  • FILE - In this Friday Jan. 7, 2011 file photo, water flows from a water fountain in Concord, N.H. A New Hampshire legislative committee voted Thursday, July 18, 2019, to approve some of the nation's toughest drinking water standards for a class of toxic chemicals that have caused widespread contamination and sparked health concerns. (AP Photo/Jim Cole, File)


Saturday, August 03, 2019

The state of New Hampshire did the right thing last month in imposing tough new drinking water standards for a family of toxic chemicals called PFAS. And the city of Lebanon is doing the right thing in considering a legal challenge to the way those standards were adopted.

The new standards, approved by the Joint Legislative Committee on Administrative Rules, are among the most stringent in the nation and are scheduled to go into effect Oct. 1. Studies have linked this class of chemicals — commonly used in packaging, clothing, nonstick cookware and firefighting foam — to serious health problems, including higher rates of prostate, kidney and testicular cancer in some populations. They may also depress the body’s immune system and lead to lower birth weights. If that’s not alarming enough, PFAS persist in the environment so long that they are known as “forever chemicals.”

Already, 700 homes in four communities in New Hampshire have been connected to new water sources after their drinking water was contaminated by PFAS leaking into groundwater from industrial facilities and the former Pease Air Force Base. The state estimates that the number of people affected could eventually reach 100,000.

So stricter rules were more than justified (although we are by no means qualified to evaluate the scientific merits of particular limits). But the city of Lebanon has a point in objecting to the process used to adopt them. The legislative committee allowed no testimony from the municipal officials from all over the state who attended the July 18 meeting at which the rules were adopted.
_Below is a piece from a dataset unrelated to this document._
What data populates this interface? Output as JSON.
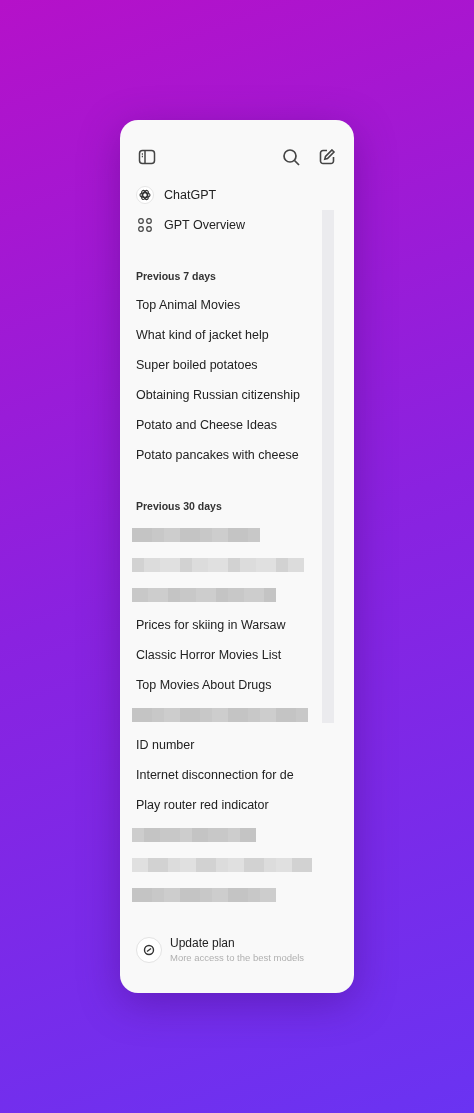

Only legislators on the committee were allowed to speak, and the rules were adopted in 20 minutes.

The reason for this unusual step, according Rep. Carol McGuire, R-Epsom, a committee member for a decade, was that the panel’s rules require testimony to be limited to issues within the rules themselves, rather than the policy issues surrounding them. Confronted with a roomful of municipal officials, she told staff writer Tim Camerato, the committee concluded that they were there to argue policy.

We are pretty sure that whatever abilities New Hampshire lawmakers possess, mind-reading is not among them. How could they possibly know what testimony was going to be delivered without hearing it? Lebanon City Manager Shaun Mulholland, Camerato reported, said that in fact the city was prepared to focus on the rules, specifically the lack of a comment period after the new standards were proposed and the state’s failure to produce a full economic analysis of the impact of them. In light of this, the city is now considering legal action.
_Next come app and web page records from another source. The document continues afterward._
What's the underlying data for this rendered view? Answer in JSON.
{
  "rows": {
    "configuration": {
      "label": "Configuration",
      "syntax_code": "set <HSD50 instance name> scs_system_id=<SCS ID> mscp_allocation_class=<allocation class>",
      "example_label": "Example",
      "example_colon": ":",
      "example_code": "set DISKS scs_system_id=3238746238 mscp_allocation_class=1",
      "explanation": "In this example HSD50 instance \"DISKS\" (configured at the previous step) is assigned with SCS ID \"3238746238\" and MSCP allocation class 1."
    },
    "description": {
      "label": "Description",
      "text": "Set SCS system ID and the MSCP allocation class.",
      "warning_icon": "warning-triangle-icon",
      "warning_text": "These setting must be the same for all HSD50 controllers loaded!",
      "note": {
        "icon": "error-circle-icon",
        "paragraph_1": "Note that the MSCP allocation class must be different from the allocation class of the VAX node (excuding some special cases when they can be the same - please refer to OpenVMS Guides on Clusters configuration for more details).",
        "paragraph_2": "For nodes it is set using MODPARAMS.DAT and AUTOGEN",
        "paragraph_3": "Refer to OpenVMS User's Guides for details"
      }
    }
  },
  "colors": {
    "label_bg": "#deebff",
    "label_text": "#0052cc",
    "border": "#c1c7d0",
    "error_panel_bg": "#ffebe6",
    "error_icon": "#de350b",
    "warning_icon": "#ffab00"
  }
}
The state estimates that it could cost $190 million to bring landfills, wastewater treatment plants and industrial sites in New Hampshire into compliance. About 80 percent of New Hampshire landfills, including Lebanon’s, have detected some form of PFAS, and Lebanon officials believe the cost of cleaning up could be substantial.

The fact that no state funding stream has been identified to fully finance that estimated $190 million cost is troubling, suggesting as it does that local taxpayers might be required to bear the burden. That in itself is difficult to square with the New Hampshire Constitution’s prohibition against the state imposing unfunded mandates on local communities. Perhaps the state is expecting that settlement money from its lawsuit against eight manufacturers of the chemicals will eventually cover the costs, but that remains speculative for now.

It appears that the Department of Environment Services does not expect communities to rush to comply with the new rules. An extended period of landfill monitoring is in the offing before any compliance plan will be required, according to Assistant Commissioner Clark Freise, so perhaps a source of state funding will be identified by then.

That aside, Lebanon is on solid ground in objecting to the process. Good rules adopted by flawed process are only a short step away from bad rules adopted by bad process.